→ EXERCISE INSTRUCTIONS
Your task is to give the records again exactly. Leave each picture out.
════════
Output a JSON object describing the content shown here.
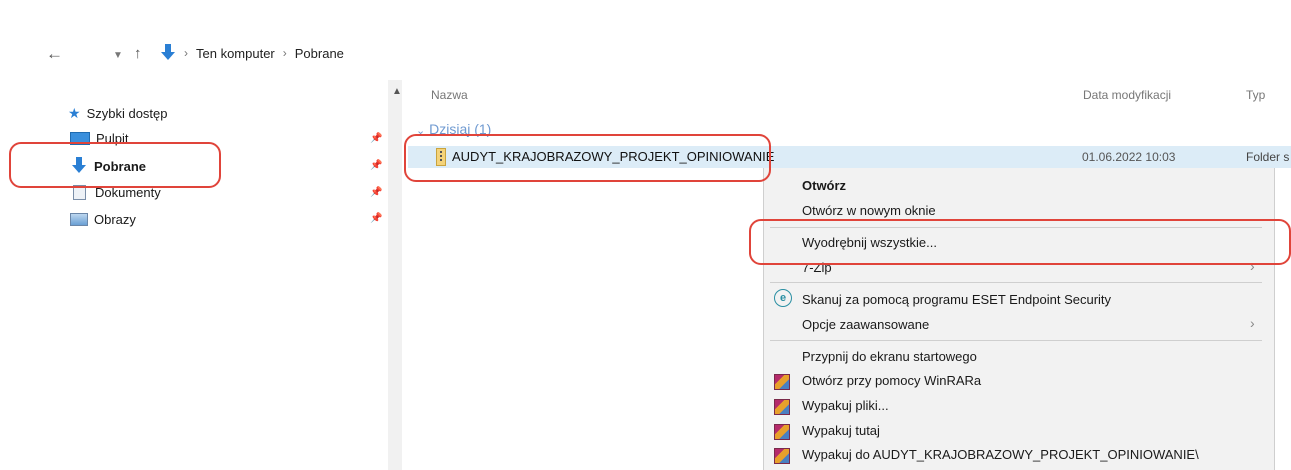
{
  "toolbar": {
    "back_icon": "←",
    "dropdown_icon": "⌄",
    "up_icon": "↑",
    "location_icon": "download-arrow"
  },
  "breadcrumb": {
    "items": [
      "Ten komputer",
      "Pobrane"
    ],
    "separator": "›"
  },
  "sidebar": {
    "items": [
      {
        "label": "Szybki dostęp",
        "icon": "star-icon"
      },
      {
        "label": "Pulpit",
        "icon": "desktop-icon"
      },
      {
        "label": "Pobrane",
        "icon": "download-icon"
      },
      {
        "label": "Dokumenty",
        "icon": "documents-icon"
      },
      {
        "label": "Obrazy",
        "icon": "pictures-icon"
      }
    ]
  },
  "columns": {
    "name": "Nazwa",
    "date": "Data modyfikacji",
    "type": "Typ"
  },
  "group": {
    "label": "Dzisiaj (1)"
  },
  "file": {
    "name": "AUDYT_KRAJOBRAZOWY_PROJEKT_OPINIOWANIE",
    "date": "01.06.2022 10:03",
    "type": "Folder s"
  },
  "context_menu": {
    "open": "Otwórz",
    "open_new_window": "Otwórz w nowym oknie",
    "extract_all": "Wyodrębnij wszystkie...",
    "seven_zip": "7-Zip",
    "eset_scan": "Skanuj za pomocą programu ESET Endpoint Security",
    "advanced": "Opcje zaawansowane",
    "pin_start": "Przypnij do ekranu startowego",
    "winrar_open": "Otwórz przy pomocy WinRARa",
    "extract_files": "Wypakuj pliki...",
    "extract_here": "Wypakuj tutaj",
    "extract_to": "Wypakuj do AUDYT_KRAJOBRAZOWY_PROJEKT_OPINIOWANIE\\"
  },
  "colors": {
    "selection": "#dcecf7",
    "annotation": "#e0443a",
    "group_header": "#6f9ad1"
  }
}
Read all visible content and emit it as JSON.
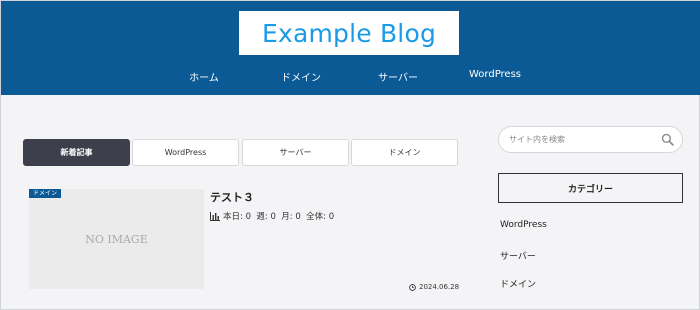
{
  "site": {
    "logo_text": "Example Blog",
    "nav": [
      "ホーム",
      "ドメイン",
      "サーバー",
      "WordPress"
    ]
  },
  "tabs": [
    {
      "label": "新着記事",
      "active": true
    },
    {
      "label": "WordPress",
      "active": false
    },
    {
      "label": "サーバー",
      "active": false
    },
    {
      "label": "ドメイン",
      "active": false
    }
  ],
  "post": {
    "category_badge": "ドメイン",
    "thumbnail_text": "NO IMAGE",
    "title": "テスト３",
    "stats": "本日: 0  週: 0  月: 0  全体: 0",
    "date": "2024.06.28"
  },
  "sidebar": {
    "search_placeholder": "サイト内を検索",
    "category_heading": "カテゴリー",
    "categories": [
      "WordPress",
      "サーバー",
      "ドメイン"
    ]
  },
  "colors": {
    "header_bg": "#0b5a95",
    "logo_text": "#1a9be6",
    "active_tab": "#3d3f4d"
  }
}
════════
→ FINAL ANSWER
Output a JSON object describing the content shown here.
{
  "toolbar": {
    "back_icon": "←",
    "dropdown_icon": "⌄",
    "up_icon": "↑",
    "location_icon": "download-arrow"
  },
  "breadcrumb": {
    "items": [
      "Ten komputer",
      "Pobrane"
    ],
    "separator": "›"
  },
  "sidebar": {
    "items": [
      {
        "label": "Szybki dostęp",
        "icon": "star-icon"
      },
      {
        "label": "Pulpit",
        "icon": "desktop-icon"
      },
      {
        "label": "Pobrane",
        "icon": "download-icon"
      },
      {
        "label": "Dokumenty",
        "icon": "documents-icon"
      },
      {
        "label": "Obrazy",
        "icon": "pictures-icon"
      }
    ]
  },
  "columns": {
    "name": "Nazwa",
    "date": "Data modyfikacji",
    "type": "Typ"
  },
  "group": {
    "label": "Dzisiaj (1)"
  },
  "file": {
    "name": "AUDYT_KRAJOBRAZOWY_PROJEKT_OPINIOWANIE",
    "date": "01.06.2022 10:03",
    "type": "Folder s"
  },
  "context_menu": {
    "open": "Otwórz",
    "open_new_window": "Otwórz w nowym oknie",
    "extract_all": "Wyodrębnij wszystkie...",
    "seven_zip": "7-Zip",
    "eset_scan": "Skanuj za pomocą programu ESET Endpoint Security",
    "advanced": "Opcje zaawansowane",
    "pin_start": "Przypnij do ekranu startowego",
    "winrar_open": "Otwórz przy pomocy WinRARa",
    "extract_files": "Wypakuj pliki...",
    "extract_here": "Wypakuj tutaj",
    "extract_to": "Wypakuj do AUDYT_KRAJOBRAZOWY_PROJEKT_OPINIOWANIE\\"
  },
  "colors": {
    "selection": "#dcecf7",
    "annotation": "#e0443a",
    "group_header": "#6f9ad1"
  }
}
Read all visible content and emit it as JSON.
{
  "site": {
    "logo_text": "Example Blog",
    "nav": [
      "ホーム",
      "ドメイン",
      "サーバー",
      "WordPress"
    ]
  },
  "tabs": [
    {
      "label": "新着記事",
      "active": true
    },
    {
      "label": "WordPress",
      "active": false
    },
    {
      "label": "サーバー",
      "active": false
    },
    {
      "label": "ドメイン",
      "active": false
    }
  ],
  "post": {
    "category_badge": "ドメイン",
    "thumbnail_text": "NO IMAGE",
    "title": "テスト３",
    "stats": "本日: 0  週: 0  月: 0  全体: 0",
    "date": "2024.06.28"
  },
  "sidebar": {
    "search_placeholder": "サイト内を検索",
    "category_heading": "カテゴリー",
    "categories": [
      "WordPress",
      "サーバー",
      "ドメイン"
    ]
  },
  "colors": {
    "header_bg": "#0b5a95",
    "logo_text": "#1a9be6",
    "active_tab": "#3d3f4d"
  }
}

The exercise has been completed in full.